• An AC&F insulated 10,000 gallon car, modeled by cutting an Athearn insulated tank body down in length, and placing it on the frame of the InterMountain car just described. The IM underframe is an AC&F design. The Athearn car body is intended to represent a pressurized or ICC 105 type of tank car, but the prototype being modeled is an insulated but not pressurized car, ICC type 104, so a new dome had to be made also.
• A 6000-gallon car, with a slender dome like an acid car but in this case for shipping hydrogen peroxide by the Buffalo Electrochemical Company (Becco), modeled with a Tichy underframe and scratchbuilt tank from Plastruct tubing (body) and aluminum tubing (dome).
The latter project may sound familiar, since years ago Mark Feddersen published a fine article about doing such a car with a similar method. And in fact the tank portion of the ICC 104 project draws on another Feddersen article, though he used a different frame method and was modeling a different prototype. Mark’s ideas were certainly an inspiration as well as instructive for me. Here are his two articles:
Mark Feddersen, “ICC-104 Insulated Tank Car,” Mainline Modeler, October 1985, pp. 63-69.

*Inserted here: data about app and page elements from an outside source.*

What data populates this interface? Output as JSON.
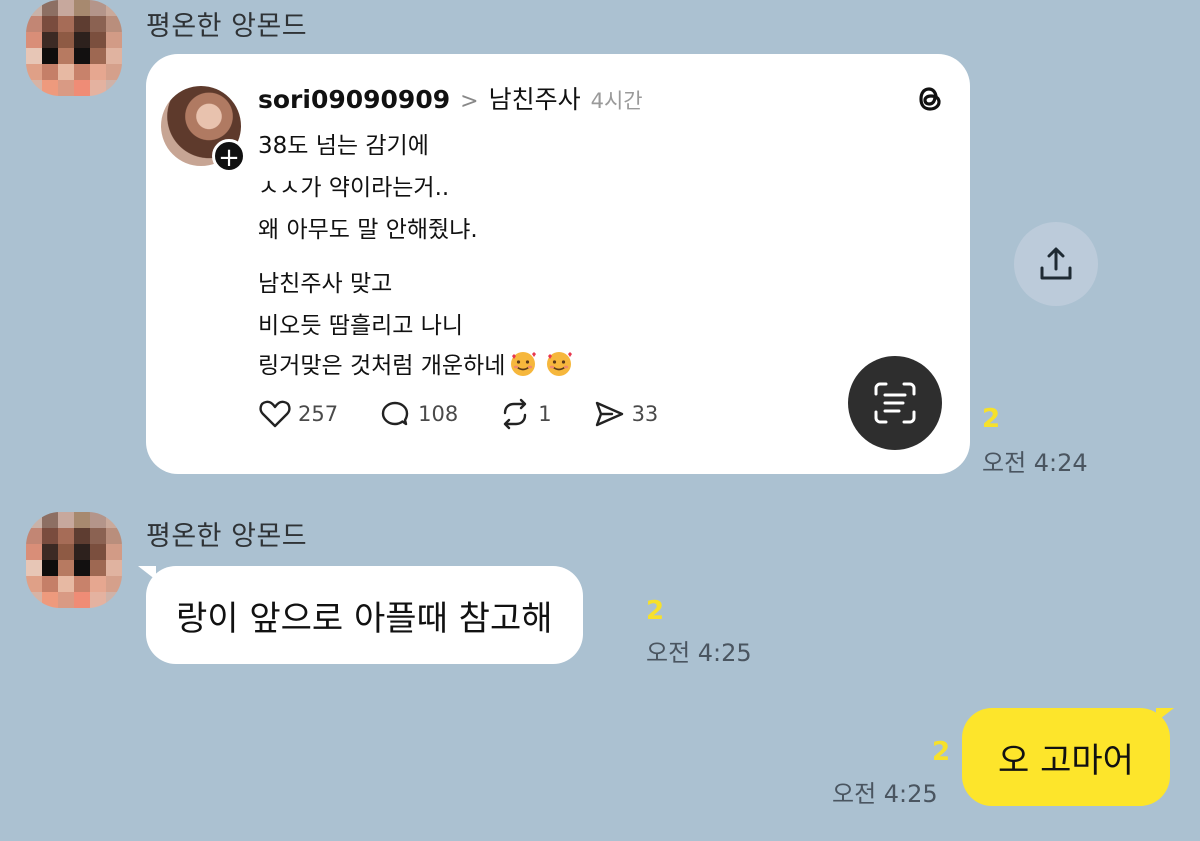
{
  "colors": {
    "chat_background": "#abc1d1",
    "incoming_bubble": "#ffffff",
    "outgoing_bubble": "#fde52b",
    "unread_count": "#f7e12a"
  },
  "messages": [
    {
      "sender": "평온한 앙몬드",
      "type": "shared-post",
      "post": {
        "username": "sori09090909",
        "topic": "남친주사",
        "time": "4시간",
        "lines": [
          "38도 넘는 감기에",
          "ㅅㅅ가 약이라는거..",
          "왜 아무도 말 안해줬냐.",
          "남친주사 맞고",
          "비오듯 땀흘리고 나니",
          "링거맞은 것처럼 개운하네"
        ],
        "emoji": "smiling-face-with-hearts",
        "likes": "257",
        "replies": "108",
        "reposts": "1",
        "shares": "33",
        "icons": [
          "threads-logo-icon",
          "heart-icon",
          "comment-icon",
          "repost-icon",
          "send-icon"
        ]
      },
      "unread": "2",
      "time": "오전 4:24"
    },
    {
      "sender": "평온한 앙몬드",
      "type": "text",
      "text": "랑이 앞으로 아플때 참고해",
      "unread": "2",
      "time": "오전 4:25"
    },
    {
      "sender": "me",
      "type": "text",
      "text": "오 고마어",
      "unread": "2",
      "time": "오전 4:25"
    }
  ],
  "actions": {
    "share_icon": "share-upload-icon",
    "scan_icon": "text-scan-icon"
  }
}
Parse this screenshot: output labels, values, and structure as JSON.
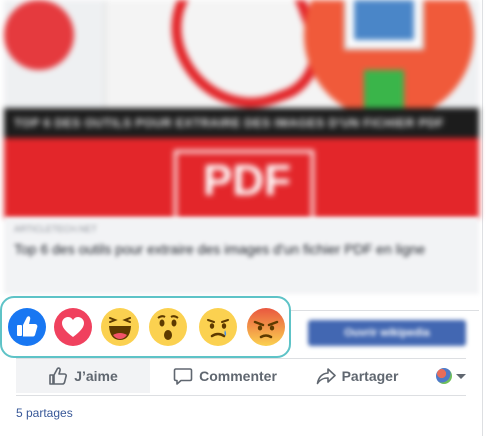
{
  "preview": {
    "banner_text": "TOP 6 DES OUTILS POUR EXTRAIRE DES IMAGES D'UN FICHIER PDF",
    "big_text": "PDF",
    "source": "ARTICLETECH.NET",
    "headline": "Top 6 des outils pour extraire des images d'un fichier PDF en ligne"
  },
  "cta": {
    "label": "Ouvrir wikipedia"
  },
  "reactions": [
    {
      "name": "like",
      "icon": "thumbs-up-icon"
    },
    {
      "name": "love",
      "icon": "heart-icon"
    },
    {
      "name": "haha",
      "icon": "laughing-face-icon"
    },
    {
      "name": "wow",
      "icon": "surprised-face-icon"
    },
    {
      "name": "sad",
      "icon": "sad-face-icon"
    },
    {
      "name": "angry",
      "icon": "angry-face-icon"
    }
  ],
  "actions": {
    "like_label": "J’aime",
    "comment_label": "Commenter",
    "share_label": "Partager"
  },
  "shares": {
    "text": "5 partages"
  },
  "colors": {
    "accent_teal": "#5ec3c7",
    "fb_blue": "#4267b2",
    "like_blue": "#1877f2",
    "love_red": "#f0415e",
    "emoji_yellow": "#fbd150",
    "angry_orange": "#e9573f"
  }
}
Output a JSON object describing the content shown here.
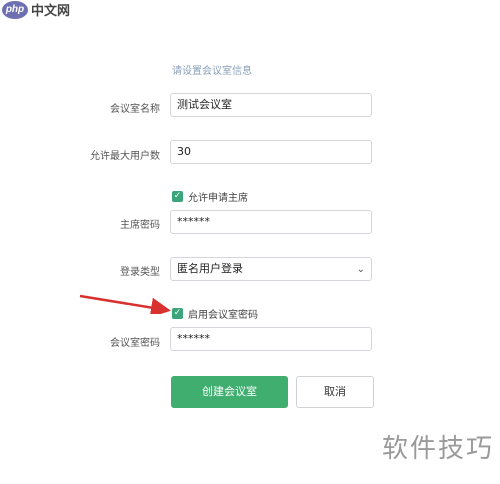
{
  "watermark": {
    "logo_text": "php",
    "site_text": "中文网",
    "corner_text": "软件技巧"
  },
  "form": {
    "subtitle": "请设置会议室信息",
    "room_name": {
      "label": "会议室名称",
      "value": "测试会议室"
    },
    "max_users": {
      "label": "允许最大用户数",
      "value": "30"
    },
    "allow_host": {
      "label": "允许申请主席",
      "checked": true
    },
    "host_password": {
      "label": "主席密码",
      "value": "******"
    },
    "login_type": {
      "label": "登录类型",
      "value": "匿名用户登录"
    },
    "enable_room_password": {
      "label": "启用会议室密码",
      "checked": true
    },
    "room_password": {
      "label": "会议室密码",
      "value": "******"
    }
  },
  "buttons": {
    "create": "创建会议室",
    "cancel": "取消"
  },
  "colors": {
    "accent": "#3fae6f",
    "arrow": "#d9322e"
  }
}
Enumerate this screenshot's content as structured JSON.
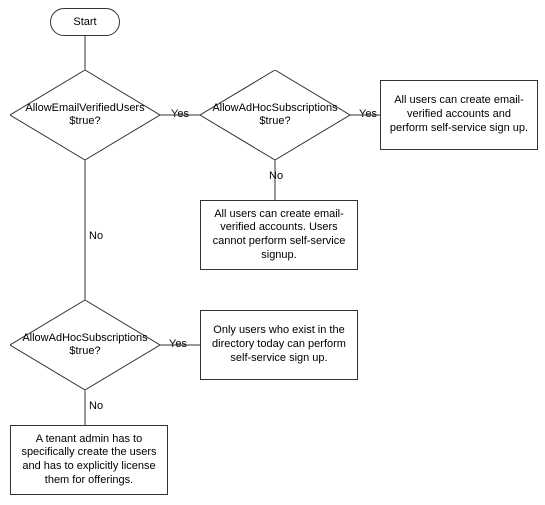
{
  "diagram": {
    "type": "flowchart",
    "start_label": "Start",
    "d1_label": "AllowEmailVerifiedUsers $true?",
    "d2_label": "AllowAdHocSubscriptions $true?",
    "d3_label": "AllowAdHocSubscriptions $true?",
    "box1_text": "All users can create email-verified accounts and perform self-service sign up.",
    "box2_text": "All users can create email-verified accounts. Users cannot perform self-service signup.",
    "box3_text": "Only users who exist in the directory today can perform self-service sign up.",
    "box4_text": "A tenant admin has to specifically create the users and has to explicitly license them for offerings.",
    "yes": "Yes",
    "no": "No"
  }
}
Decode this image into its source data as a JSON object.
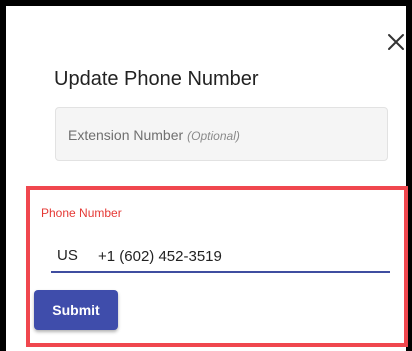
{
  "dialog": {
    "title": "Update Phone Number",
    "close_icon": "close-icon"
  },
  "extension": {
    "placeholder": "Extension Number",
    "optional_hint": "(Optional)"
  },
  "phone": {
    "label": "Phone Number",
    "country_code": "US",
    "value": "+1 (602) 452-3519"
  },
  "actions": {
    "submit_label": "Submit"
  },
  "colors": {
    "accent": "#3f4dab",
    "error": "#e53935",
    "highlight": "#f0474e"
  }
}
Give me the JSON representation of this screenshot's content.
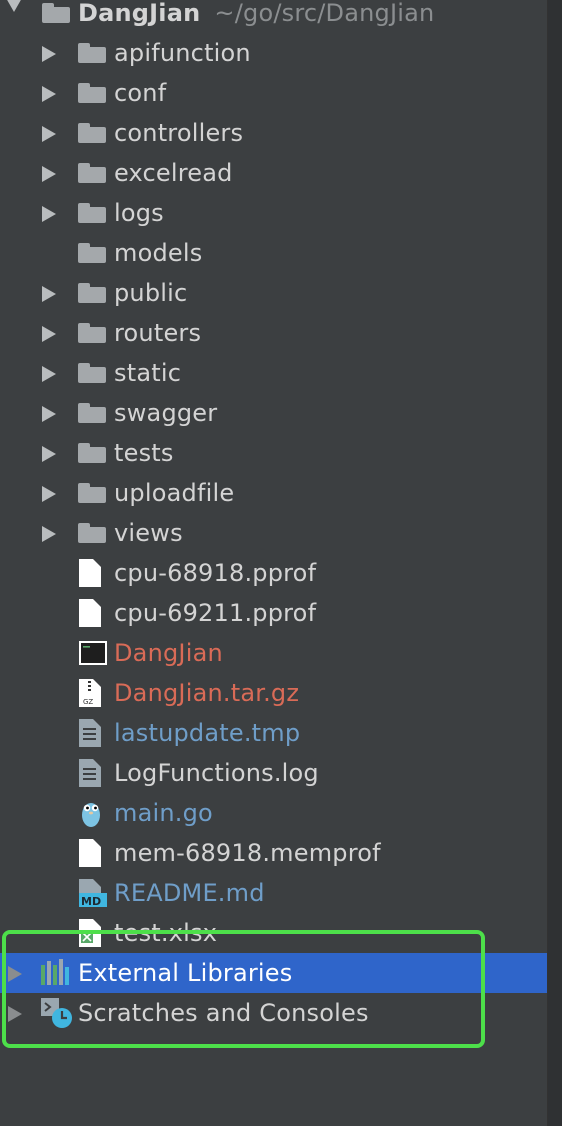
{
  "project": {
    "name": "DangJian",
    "path": "~/go/src/DangJian"
  },
  "tree_items": [
    {
      "label": "apifunction",
      "kind": "folder",
      "expandable": true,
      "color": "default"
    },
    {
      "label": "conf",
      "kind": "folder",
      "expandable": true,
      "color": "default"
    },
    {
      "label": "controllers",
      "kind": "folder",
      "expandable": true,
      "color": "default"
    },
    {
      "label": "excelread",
      "kind": "folder",
      "expandable": true,
      "color": "default"
    },
    {
      "label": "logs",
      "kind": "folder",
      "expandable": true,
      "color": "default"
    },
    {
      "label": "models",
      "kind": "folder",
      "expandable": false,
      "color": "default"
    },
    {
      "label": "public",
      "kind": "folder",
      "expandable": true,
      "color": "default"
    },
    {
      "label": "routers",
      "kind": "folder",
      "expandable": true,
      "color": "default"
    },
    {
      "label": "static",
      "kind": "folder",
      "expandable": true,
      "color": "default"
    },
    {
      "label": "swagger",
      "kind": "folder",
      "expandable": true,
      "color": "default"
    },
    {
      "label": "tests",
      "kind": "folder",
      "expandable": true,
      "color": "default"
    },
    {
      "label": "uploadfile",
      "kind": "folder",
      "expandable": true,
      "color": "default"
    },
    {
      "label": "views",
      "kind": "folder",
      "expandable": true,
      "color": "default"
    },
    {
      "label": "cpu-68918.pprof",
      "kind": "file-blank",
      "color": "default"
    },
    {
      "label": "cpu-69211.pprof",
      "kind": "file-blank",
      "color": "default"
    },
    {
      "label": "DangJian",
      "kind": "file-executable",
      "color": "#d96b57"
    },
    {
      "label": "DangJian.tar.gz",
      "kind": "file-archive",
      "color": "#d96b57"
    },
    {
      "label": "lastupdate.tmp",
      "kind": "file-text",
      "color": "#6f9ec9"
    },
    {
      "label": "LogFunctions.log",
      "kind": "file-text",
      "color": "default"
    },
    {
      "label": "main.go",
      "kind": "file-go",
      "color": "#6f9ec9"
    },
    {
      "label": "mem-68918.memprof",
      "kind": "file-blank",
      "color": "default"
    },
    {
      "label": "README.md",
      "kind": "file-markdown",
      "color": "#6f9ec9"
    },
    {
      "label": "test.xlsx",
      "kind": "file-xlsx",
      "color": "default"
    }
  ],
  "external_libraries": {
    "label": "External Libraries",
    "selected": true
  },
  "scratches": {
    "label": "Scratches and Consoles"
  },
  "colors": {
    "background": "#3c3f41",
    "selection": "#2f65ca",
    "highlight_box": "#4ddf4a",
    "vcs_modified_blue": "#6f9ec9",
    "vcs_unversioned_red": "#d96b57"
  }
}
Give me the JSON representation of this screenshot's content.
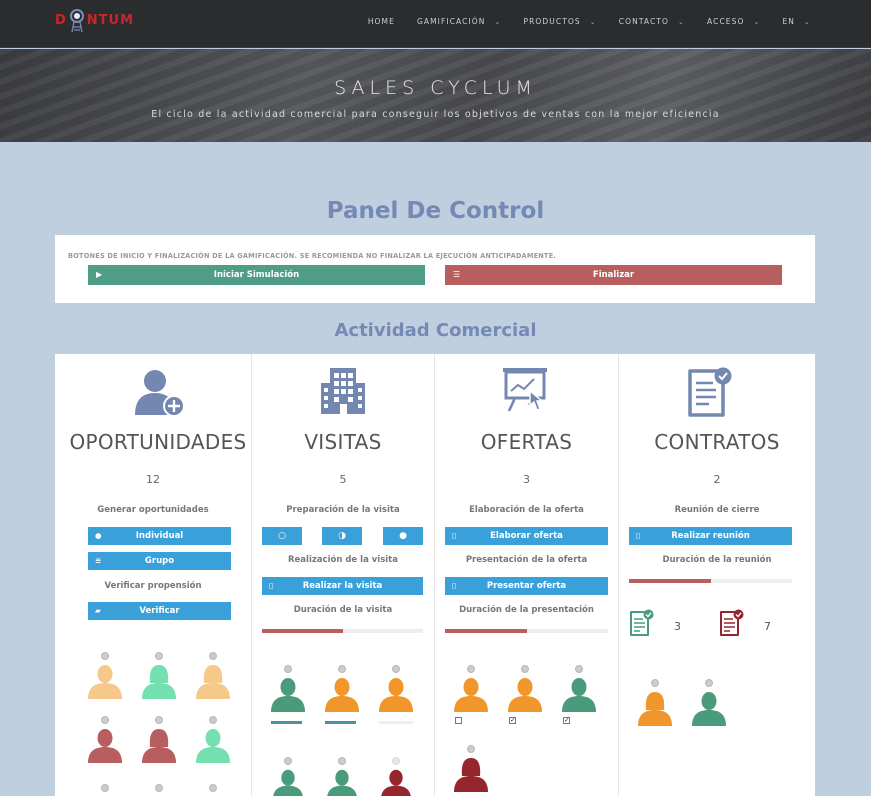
{
  "nav": {
    "logo_left": "D",
    "logo_right": "NTUM",
    "items": [
      {
        "label": "HOME",
        "caret": ""
      },
      {
        "label": "GAMIFICACIÓN",
        "caret": "⌄"
      },
      {
        "label": "PRODUCTOS",
        "caret": "⌄"
      },
      {
        "label": "CONTACTO",
        "caret": "⌄"
      },
      {
        "label": "ACCESO",
        "caret": "⌄"
      },
      {
        "label": "EN",
        "caret": "⌄"
      }
    ]
  },
  "hero": {
    "title": "SALES CYCLUM",
    "subtitle": "El ciclo de la actividad comercial para conseguir los objetivos de ventas con la mejor eficiencia"
  },
  "panel": {
    "title": "Panel De Control",
    "note": "BOTONES DE INICIO Y FINALIZACIÓN DE LA GAMIFICACIÓN. SE RECOMIENDA NO FINALIZAR LA EJECUCIÓN ANTICIPADAMENTE.",
    "start_label": "Iniciar Simulación",
    "end_label": "Finalizar",
    "start_color": "#4f9d86",
    "end_color": "#b85e5e"
  },
  "activity": {
    "title": "Actividad Comercial",
    "oportunidades": {
      "title": "OPORTUNIDADES",
      "count": "12",
      "generate_label": "Generar oportunidades",
      "individual_label": "Individual",
      "grupo_label": "Grupo",
      "verify_label": "Verificar propensión",
      "verificar_label": "Verificar"
    },
    "visitas": {
      "title": "VISITAS",
      "count": "5",
      "prep_label": "Preparación de la visita",
      "real_label": "Realización de la visita",
      "real_button": "Realizar la visita",
      "duration_label": "Duración de la visita",
      "duration_progress": 0.5
    },
    "ofertas": {
      "title": "OFERTAS",
      "count": "3",
      "elab_label": "Elaboración de la oferta",
      "elab_button": "Elaborar oferta",
      "pres_label": "Presentación de la oferta",
      "pres_button": "Presentar oferta",
      "duration_label": "Duración de la presentación",
      "duration_progress": 0.5
    },
    "contratos": {
      "title": "CONTRATOS",
      "count": "2",
      "meeting_label": "Reunión de cierre",
      "meeting_button": "Realizar reunión",
      "duration_label": "Duración de la reunión",
      "duration_progress": 0.5,
      "won": "3",
      "lost": "7"
    }
  },
  "colors": {
    "accent_blue": "#3aa0da",
    "heading": "#7589b4",
    "icon": "#7487b0",
    "teal": "#4a9a7c",
    "orange": "#f0962a",
    "pale_orange": "#f6c98a",
    "mint": "#74e0b0",
    "red": "#b85e5e",
    "crimson": "#96262e"
  }
}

Mark Feddersen, “The Becco peroxide tank car,” Prototype Modeler, January 1986, pp. 16-19.
What I’ll do in forthcoming posts is report on some of the challenges (and solutions) in these projects, and provide a summary of a few of the upgrades which I did earlier. I’ll include some photos of the cars.
You may ask, is this about SP modeling? In two ways, yes. First, of course, any layout with ordinary freight service needs freight cars of all kinds, whatever the home road is. But second, an entire fleet of SP tank cars is indeed among those upgrades, and I'll show photos of them too.